“You can’t see people smile and have that kind of connection. But honestly it’s not that different,” said Muriel, referring to every guest having vaccinations and excitement in common.
“As something that I’ve done since I was 15. This is something that’s just so pivotal to my being as a person,” she added. “I just feel so alive and myself being here again. And I do miss having done it last year, but I think that gap really helped to show me how much I love these shows.”
Muriel, also a graduate of Sheridan’s Game Design program in 2021, added she shared some gripes about its cancelled video game attractions, for the second year in a row since the COVID-19 pandemic.
“You could try out so many different games that were yet to come out, which I really missed,” Muriel said, calling back to League of Legends and Valorant studio Riot Games drawing in Fan Expo gamers in 2014 and 2015. “So you’re just missing out on those big exhibitions because it’s more of like just the marketplace that’s here right now.”
“I was really worried that there weren’t going to be gaming booths and honestly that’s the biggest thing I’m missing,” said Brandon Clark, who cosplayed as Mario from Super Mario Sunshine and hoped to click with fellow gamers there.
Fan Expo’s lack of gaming attractions, including the EB Games pop-up shop, would be a contrast to its 2018 edition. It was a special time Clark hoped to re-experience as a Mega Man cosplayer playing the demo for Mega Man 11.
This year, Clark would still work through Fan Expo’s compromises. The most notable changes include a lack of chairs for main events featuring Q&A’s with actors like William Shatner, Stephen Amell and Ray Fisher. Starting with a meticulously crafted Mario head inspired by the character’s first 3D appearance in 1996’s Super Mario 64. He also stood near Fan Expo’s main stage, which would still give audiences the chance to hear from notable actors. Given they could stand for hours or sit on the floor without chairs provided this year.
“I’m just making the best of it. I mean, it’s been a long time,” Clark said.
“The staff here is doing their best to try and put on the best show they can. So I’m trying to think less about the things disappointing me and just being happy with what we get to do.”
For McEachrane, connecting with other cosplayers would be a special vibe only felt outside of home. More importantly, it was his Black Panther costume on Day One which would highlight his trip with other cosplayers.
“It’s really exciting as well, because there’s been a whole year of content that we haven’t really been able to talk or gush about,” he said, referring to millions of Torontonians and pop culture aficionados streaming new films and series at home for a year.
“Then come back to everybody’s excitement not only for the con, but you have a whole bunch of new things to talk about, right?
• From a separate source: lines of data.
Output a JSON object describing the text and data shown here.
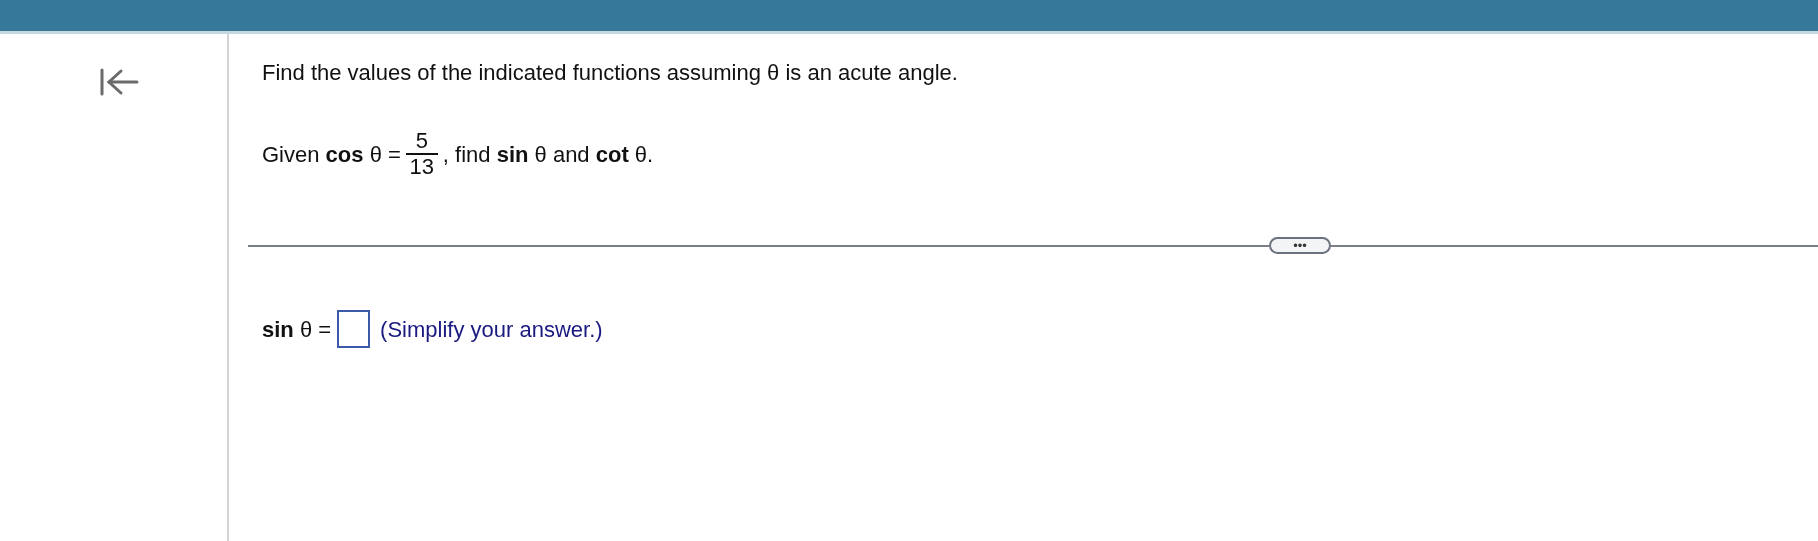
{
  "question": {
    "instruction": "Find the values of the indicated functions assuming θ is an acute angle.",
    "given": {
      "lead": "Given **cos** θ =",
      "numerator": "5",
      "denominator": "13",
      "tail": ", find **sin** θ and **cot** θ."
    }
  },
  "more_button": {
    "label": "•••"
  },
  "answer": {
    "label": "**sin** θ =",
    "hint": "(Simplify your answer.)"
  }
}
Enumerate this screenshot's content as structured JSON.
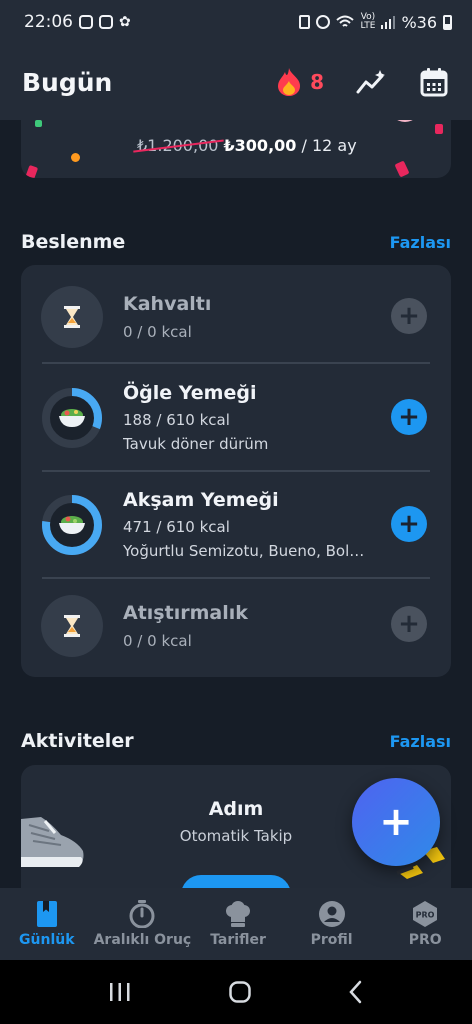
{
  "status_bar": {
    "time": "22:06",
    "battery_text": "%36"
  },
  "header": {
    "title": "Bugün",
    "streak_count": "8"
  },
  "promo": {
    "old_price": "₺1.200,00",
    "new_price": "₺300,00",
    "period": " / 12 ay"
  },
  "nutrition": {
    "title": "Beslenme",
    "more_link": "Fazlası",
    "meals": [
      {
        "name": "Kahvaltı",
        "kcal": "0 / 0 kcal",
        "detail": "",
        "icon": "hourglass-icon",
        "progress": 0
      },
      {
        "name": "Öğle Yemeği",
        "kcal": "188 / 610 kcal",
        "detail": "Tavuk döner dürüm",
        "icon": "salad-bowl-icon",
        "progress": 0.31
      },
      {
        "name": "Akşam Yemeği",
        "kcal": "471 / 610 kcal",
        "detail": "Yoğurtlu Semizotu, Bueno, Bolo…",
        "icon": "salad-bowl-icon",
        "progress": 0.77
      },
      {
        "name": "Atıştırmalık",
        "kcal": "0 / 0 kcal",
        "detail": "",
        "icon": "hourglass-icon",
        "progress": 0
      }
    ]
  },
  "activities": {
    "title": "Aktiviteler",
    "more_link": "Fazlası",
    "card_title": "Adım",
    "card_subtitle": "Otomatik Takip"
  },
  "bottom_nav": {
    "items": [
      {
        "label": "Günlük",
        "icon": "diary-icon",
        "active": true
      },
      {
        "label": "Aralıklı Oruç",
        "icon": "stopwatch-icon",
        "active": false
      },
      {
        "label": "Tarifler",
        "icon": "chef-hat-icon",
        "active": false
      },
      {
        "label": "Profil",
        "icon": "profile-icon",
        "active": false
      },
      {
        "label": "PRO",
        "icon": "pro-badge-icon",
        "active": false
      }
    ]
  },
  "colors": {
    "accent": "#1d97f1",
    "streak": "#ff4a5c",
    "background": "#161d27",
    "card": "#232b37"
  }
}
And so it’s a lot easier to make new friends. And that’s the best part about conventions,” he added.
“This kind of energy. You can’t beat it and it’s so nice to be back.”